I’m a midwife engaged in harm reduction. I’m not going to completely fix a university that has been open for hundreds of years, I’m not going to single handedly tear down a colonial educational system that has helped to destroy our cultures, but I can make it better for the students who are on campus right now, the communities who interact with the university right now, and the students who are still to come. I can also engage in settler harm reduction (See Tuck and Yang), the process of conscientization settlers need to undertake to understand their role and complicity in settler colonialism. These are things I am able to do, and already do, through my role as a faculty member. I can do research and teach courses that disrupt the status quo, I can bring voices and perspectives into spaces where we haven’t been heard. I can mentor and support Native students, I can make their experience more smooth and better than mine was. Are these the end goal? No. Are these moments going to end white supremacy and settler colonialism? No. But they matter, deeply.
I, as a second year faculty member, should be using this week to finish my syllabi and prepare for the year ahead. Instead, I’ve spent days helping draft that statement, fielding questions from top-level university officials, answering a deluge of emails, reading up on local Native history, talking to friends who work for the local federally recognized nations, consulting with a tribal lawyer friend, writing this long-ass blog post, trying to understand what’s at stake–so we can make sure Brown doesn’t mess this up. I’m not mad about these tasks and responsibilities, I’m happy that I have the skill set and am physically here in this space to be able to guide a university that I care very much about, and that I think is poised to do amazing things to support Native communities and Native scholarship moving forward. But it’s definitely an extra responsibility no white junior faculty member would have to undertake, and one that doesn’t get captured in my tenure file.

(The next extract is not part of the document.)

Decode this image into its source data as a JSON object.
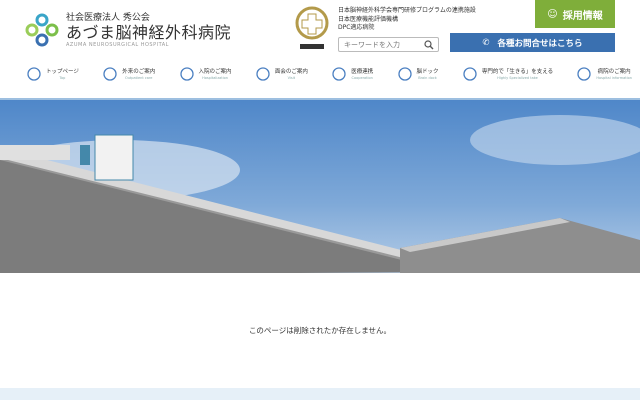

The question of radical activism as a faculty member in an academic institution will always be one that I wrestle with. My voice online makes me a target, my scholarship does as well. But I still push hard in the institution, I don’t let them get away with things that are harming my students or community. I can assure you that this situation is one that I’ve approached with the utmost care, weighing perspectives and relationships and roles. It is not a position I take lightly. Do these things make me a sell out and complicit in the colonial system? Maybe. But I’m working hard here.
So I just ask for critical questioning, critical media consumption, and an examination of the political positioning of those who are emerging as the strongest voices in this movement. As Brown makes public their next steps, and Aquinnah and Mashpee release statements, I’ll definitely share them here. Brown has been very open to having conversations about how to move this forward productively and insure positive university-tribal relationships into the future. A lot more info will probably continue to come out in the next few days, so I’ll try and keep everyone updated.